(TASK INSTRUCTIONS): Pull out every line with the word "code" from the entries below.

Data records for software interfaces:
Start of Block

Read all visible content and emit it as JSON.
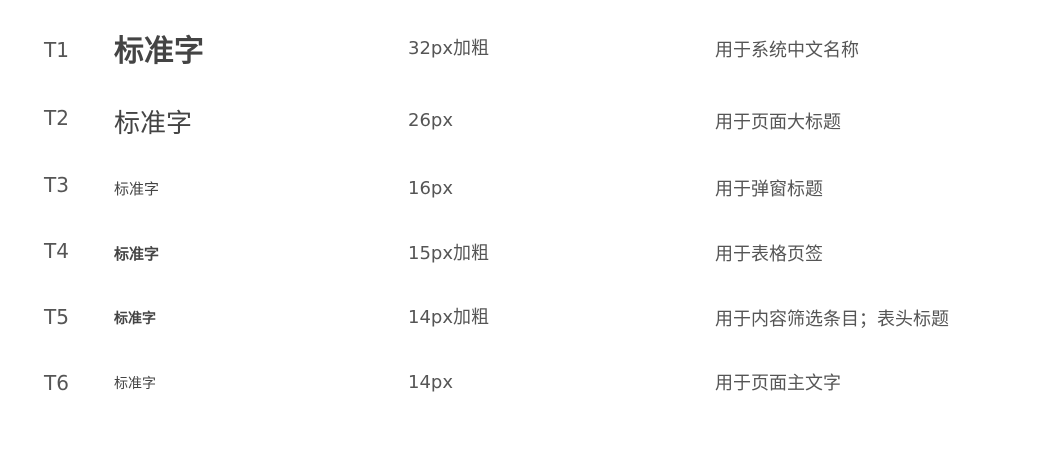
{
  "rows": [
    {
      "code": "T1",
      "sample": "标准字",
      "spec": "32px加粗",
      "usage": "用于系统中文名称"
    },
    {
      "code": "T2",
      "sample": "标准字",
      "spec": "26px",
      "usage": "用于页面大标题"
    },
    {
      "code": "T3",
      "sample": "标准字",
      "spec": "16px",
      "usage": "用于弹窗标题"
    },
    {
      "code": "T4",
      "sample": "标准字",
      "spec": "15px加粗",
      "usage": "用于表格页签"
    },
    {
      "code": "T5",
      "sample": "标准字",
      "spec": "14px加粗",
      "usage": "用于内容筛选条目；表头标题"
    },
    {
      "code": "T6",
      "sample": "标准字",
      "spec": "14px",
      "usage": "用于页面主文字"
    }
  ]
}
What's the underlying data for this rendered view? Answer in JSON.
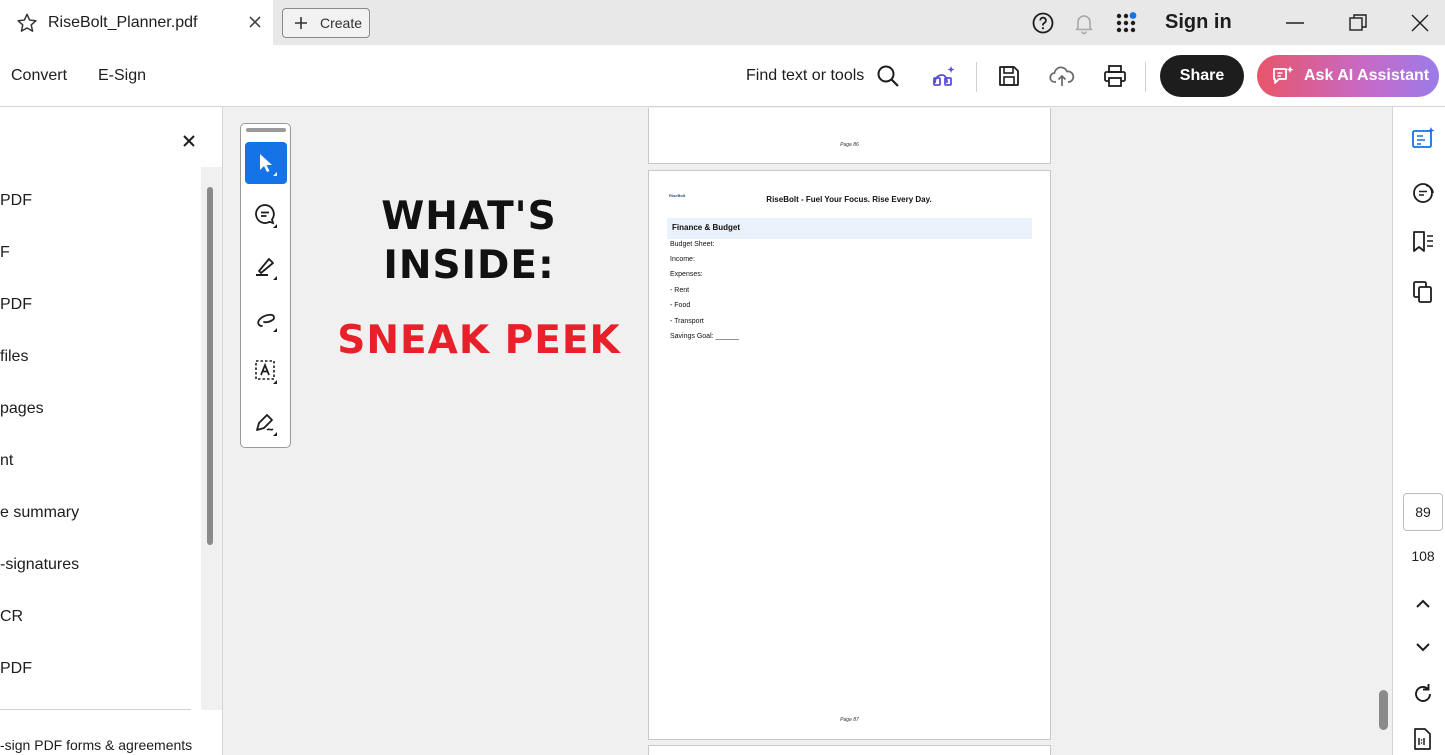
{
  "tab": {
    "title": "RiseBolt_Planner.pdf"
  },
  "create_button": {
    "label": "Create"
  },
  "header": {
    "sign_in": "Sign in"
  },
  "toolbar": {
    "menu": [
      "Convert",
      "E-Sign"
    ],
    "find_label": "Find text or tools",
    "share_label": "Share",
    "ai_label": "Ask AI Assistant"
  },
  "left_panel": {
    "items": [
      "PDF",
      "F",
      "PDF",
      "files",
      "pages",
      "nt",
      "e summary",
      "-signatures",
      "CR",
      "PDF"
    ],
    "footer": "-sign PDF forms & agreements"
  },
  "promo": {
    "line1": "WHAT'S",
    "line2": "INSIDE:",
    "line3": "SNEAK PEEK"
  },
  "prev_page": {
    "page_label": "Page 86"
  },
  "main_page": {
    "logo_text": "RiseBolt",
    "header": "RiseBolt - Fuel Your Focus. Rise Every Day.",
    "section_title": "Finance & Budget",
    "lines": [
      "Budget Sheet:",
      "Income:",
      "Expenses:",
      "- Rent",
      "- Food",
      "- Transport",
      "Savings Goal: ______"
    ],
    "page_label": "Page 87"
  },
  "page_nav": {
    "current": "89",
    "total": "108"
  },
  "colors": {
    "accent": "#1473e6",
    "promo_red": "#e8202a",
    "share_bg": "#1d1d1d"
  }
}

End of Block

(TASK ANSWER):
      "code": "T1",
      "code": "T2",
      "code": "T3",
      "code": "T4",
      "code": "T5",
      "code": "T6",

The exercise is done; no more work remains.